Moving from Nginx to aerys - an experiment

In this short article I want to share my experiences with the aerys application framework. I experimentally used the aerys server at my ShinyGeoip instance over at


The free geolocation API at currently runs on two servers. Traffic and load is distributed using simple round-robin DNS. Each server handles between 100 and 150 request per second which you can see in the two graphs below.

ShinyGeoip Nginx req/s on server 1

ShinyGeoip Nginx req/s on server 2

As this API is totally free of charge I of course try to reduce load on the severs as much as possible to keep the costs low. Because the nginx and php-fpm configuration as well as the PHP code is more or less optimized as much as possible I decided to try something new.

PHP application frameworks

In various blog articles (and PHP events) I read about PHP application frameworks which can replace classic webservers like apache or nginx. These frameworks include there own webserver and are completely written in PHP. Most of them are asynchronous, multithreaded and include a wide range of features like e.g.: a webserver, websocket-server, ssl and http2 support and so on. A few of the most interesting frameworks seem to be:

There are may more similar projects. If you are interested in this topic I recommend Asynchronous PHP which is a collection of interesting projects related to asynchronous programming in PHP.

Switching ShinyGeoip to aerys

I decided to give aerys a shot - simply cause it seems to be actively maintained and is relatively easy to start with.

Converting a small project like ShinyGeoip to the application server was not that hard and you can see the result at this Github repository if you are interested.

The most important thing when switching from a classic webserver to a PHP based application server is to realize that your application does not get initialized with every request but only once when the server is started. After that it only needs to handle the incoming requests. This of course can save lots of resources.

Unfortunately in my experiment I could not improve the performance of the ShinyGeoip API using aerys. I manged to let the application handle the same amount of requests than the nginx server while not increasing the CPU load too much - but the aerys sever consumed much more memory. This resulted in an overall higher load on the server handling the same amount of requests.

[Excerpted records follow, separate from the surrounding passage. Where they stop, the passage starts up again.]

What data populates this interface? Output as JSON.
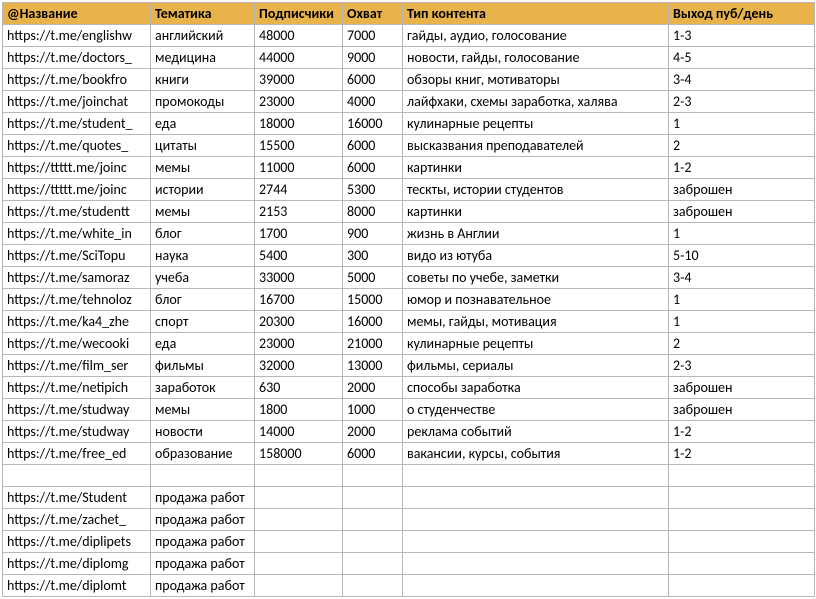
{
  "headers": {
    "name": "@Название",
    "topic": "Тематика",
    "subs": "Подписчики",
    "reach": "Охват",
    "ctype": "Тип контента",
    "pub": "Выход пуб/день"
  },
  "rows": [
    {
      "name": "https://t.me/englishw",
      "topic": "английский",
      "subs": "48000",
      "reach": "7000",
      "ctype": "гайды, аудио, голосование",
      "pub": "1-3"
    },
    {
      "name": "https://t.me/doctors_",
      "topic": "медицина",
      "subs": "44000",
      "reach": "9000",
      "ctype": "новости, гайды, голосование",
      "pub": "4-5"
    },
    {
      "name": "https://t.me/bookfro",
      "topic": "книги",
      "subs": "39000",
      "reach": "6000",
      "ctype": "обзоры книг, мотиваторы",
      "pub": "3-4"
    },
    {
      "name": "https://t.me/joinchat",
      "topic": "промокоды",
      "subs": "23000",
      "reach": "4000",
      "ctype": "лайфхаки, схемы заработка, халява",
      "pub": "2-3"
    },
    {
      "name": "https://t.me/student_",
      "topic": "еда",
      "subs": "18000",
      "reach": "16000",
      "ctype": "кулинарные рецепты",
      "pub": "1"
    },
    {
      "name": "https://t.me/quotes_",
      "topic": "цитаты",
      "subs": "15500",
      "reach": "6000",
      "ctype": "высказвания преподавателей",
      "pub": "2"
    },
    {
      "name": "https://ttttt.me/joinc",
      "topic": "мемы",
      "subs": "11000",
      "reach": "6000",
      "ctype": "картинки",
      "pub": "1-2"
    },
    {
      "name": "https://ttttt.me/joinc",
      "topic": "истории",
      "subs": "2744",
      "reach": "5300",
      "ctype": "тескты, истории студентов",
      "pub": "заброшен"
    },
    {
      "name": "https://t.me/studentt",
      "topic": "мемы",
      "subs": "2153",
      "reach": "8000",
      "ctype": "картинки",
      "pub": "заброшен"
    },
    {
      "name": "https://t.me/white_in",
      "topic": "блог",
      "subs": "1700",
      "reach": "900",
      "ctype": "жизнь в Англии",
      "pub": "1"
    },
    {
      "name": "https://t.me/SciTopu",
      "topic": "наука",
      "subs": "5400",
      "reach": "300",
      "ctype": "видо из ютуба",
      "pub": "5-10"
    },
    {
      "name": "https://t.me/samoraz",
      "topic": "учеба",
      "subs": "33000",
      "reach": "5000",
      "ctype": "советы по учебе, заметки",
      "pub": "3-4"
    },
    {
      "name": "https://t.me/tehnoloz",
      "topic": "блог",
      "subs": "16700",
      "reach": "15000",
      "ctype": "юмор и познавательное",
      "pub": "1"
    },
    {
      "name": "https://t.me/ka4_zhe",
      "topic": "спорт",
      "subs": "20300",
      "reach": "16000",
      "ctype": "мемы, гайды, мотивация",
      "pub": "1"
    },
    {
      "name": "https://t.me/wecooki",
      "topic": "еда",
      "subs": "23000",
      "reach": "21000",
      "ctype": "кулинарные рецепты",
      "pub": "2"
    },
    {
      "name": "https://t.me/film_ser",
      "topic": "фильмы",
      "subs": "32000",
      "reach": "13000",
      "ctype": "фильмы, сериалы",
      "pub": "2-3"
    },
    {
      "name": "https://t.me/netipich",
      "topic": "заработок",
      "subs": "630",
      "reach": "2000",
      "ctype": "способы заработка",
      "pub": "заброшен"
    },
    {
      "name": "https://t.me/studway",
      "topic": "мемы",
      "subs": "1800",
      "reach": "1000",
      "ctype": "о студенчестве",
      "pub": "заброшен"
    },
    {
      "name": "https://t.me/studway",
      "topic": "новости",
      "subs": "14000",
      "reach": "2000",
      "ctype": "реклама событий",
      "pub": "1-2"
    },
    {
      "name": "https://t.me/free_ed",
      "topic": "образование",
      "subs": "158000",
      "reach": "6000",
      "ctype": "вакансии, курсы, события",
      "pub": "1-2"
    },
    {
      "name": "",
      "topic": "",
      "subs": "",
      "reach": "",
      "ctype": "",
      "pub": ""
    },
    {
      "name": "https://t.me/Student",
      "topic": "продажа работ",
      "subs": "",
      "reach": "",
      "ctype": "",
      "pub": ""
    },
    {
      "name": "https://t.me/zachet_",
      "topic": "продажа работ",
      "subs": "",
      "reach": "",
      "ctype": "",
      "pub": ""
    },
    {
      "name": "https://t.me/diplipets",
      "topic": "продажа работ",
      "subs": "",
      "reach": "",
      "ctype": "",
      "pub": ""
    },
    {
      "name": "https://t.me/diplomg",
      "topic": "продажа работ",
      "subs": "",
      "reach": "",
      "ctype": "",
      "pub": ""
    },
    {
      "name": "https://t.me/diplomt",
      "topic": "продажа работ",
      "subs": "",
      "reach": "",
      "ctype": "",
      "pub": ""
    }
  ]
}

Of course this was only my first experiment using a PHP based application server and I can imagine multiple reasons why I did not perform as good as my classical nginx/php-fpm setup:

  • Maybe there is a memory leak in my application.
  • Maybe there is a memory leak in the aerys application.
  • Maybe the use-case is to "special" to benefit from the advantages of a PHP based application server. After all the ShinyGeoip application is relatively small but handles a lot of single requests. I could imagine a much bigger application is more suitable for this kind of server as the overhead of initializing a large application with every request can be reduced much more efficiently in this case.

But all in all I must admit that this kind of application is really interesting and I was surprised how powerful and stable those application server already are. I will definitely give it another try with another kind of application.